(Website and app data records)
╔══
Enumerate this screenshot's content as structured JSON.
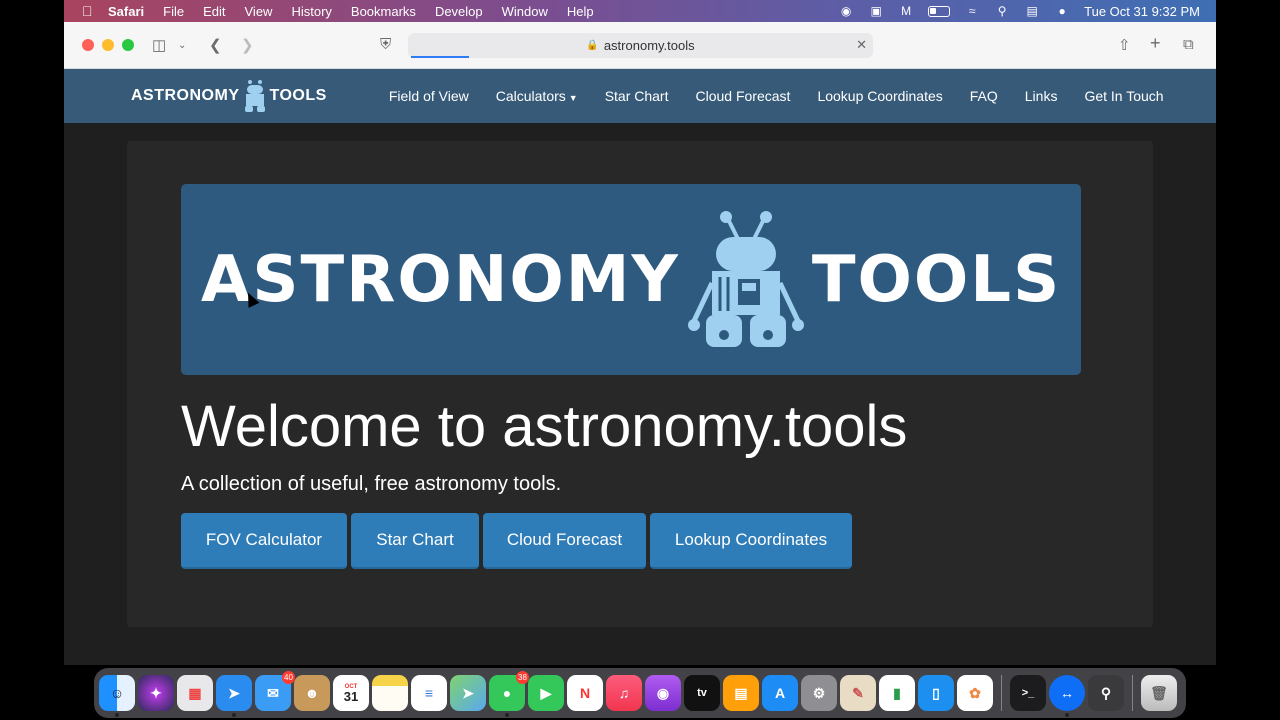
{
  "menubar": {
    "items": [
      "Safari",
      "File",
      "Edit",
      "View",
      "History",
      "Bookmarks",
      "Develop",
      "Window",
      "Help"
    ],
    "datetime": "Tue Oct 31  9:32 PM"
  },
  "browser": {
    "url": "astronomy.tools"
  },
  "site": {
    "brand_left": "ASTRONOMY",
    "brand_right": "TOOLS",
    "nav": [
      "Field of View",
      "Calculators",
      "Star Chart",
      "Cloud Forecast",
      "Lookup Coordinates",
      "FAQ",
      "Links",
      "Get In Touch"
    ],
    "banner_left": "ASTRONOMY",
    "banner_right": "TOOLS",
    "heading": "Welcome to astronomy.tools",
    "tagline": "A collection of useful, free astronomy tools.",
    "buttons": [
      "FOV Calculator",
      "Star Chart",
      "Cloud Forecast",
      "Lookup Coordinates"
    ]
  },
  "dock": {
    "calendar_month": "OCT",
    "calendar_day": "31",
    "mail_badge": "40",
    "messages_badge": "38"
  },
  "colors": {
    "navbar": "#365a78",
    "banner": "#2f5a80",
    "button": "#2e7cb8",
    "robot": "#9fd0ef"
  }
}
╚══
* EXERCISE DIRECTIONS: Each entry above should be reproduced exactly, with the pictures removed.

* WRITTEN RESPONSE:
Enumerate this screenshot's content as structured JSON.
{
  "menubar": {
    "items": [
      "Safari",
      "File",
      "Edit",
      "View",
      "History",
      "Bookmarks",
      "Develop",
      "Window",
      "Help"
    ],
    "datetime": "Tue Oct 31  9:32 PM"
  },
  "browser": {
    "url": "astronomy.tools"
  },
  "site": {
    "brand_left": "ASTRONOMY",
    "brand_right": "TOOLS",
    "nav": [
      "Field of View",
      "Calculators",
      "Star Chart",
      "Cloud Forecast",
      "Lookup Coordinates",
      "FAQ",
      "Links",
      "Get In Touch"
    ],
    "banner_left": "ASTRONOMY",
    "banner_right": "TOOLS",
    "heading": "Welcome to astronomy.tools",
    "tagline": "A collection of useful, free astronomy tools.",
    "buttons": [
      "FOV Calculator",
      "Star Chart",
      "Cloud Forecast",
      "Lookup Coordinates"
    ]
  },
  "dock": {
    "calendar_month": "OCT",
    "calendar_day": "31",
    "mail_badge": "40",
    "messages_badge": "38"
  },
  "colors": {
    "navbar": "#365a78",
    "banner": "#2f5a80",
    "button": "#2e7cb8",
    "robot": "#9fd0ef"
  }
}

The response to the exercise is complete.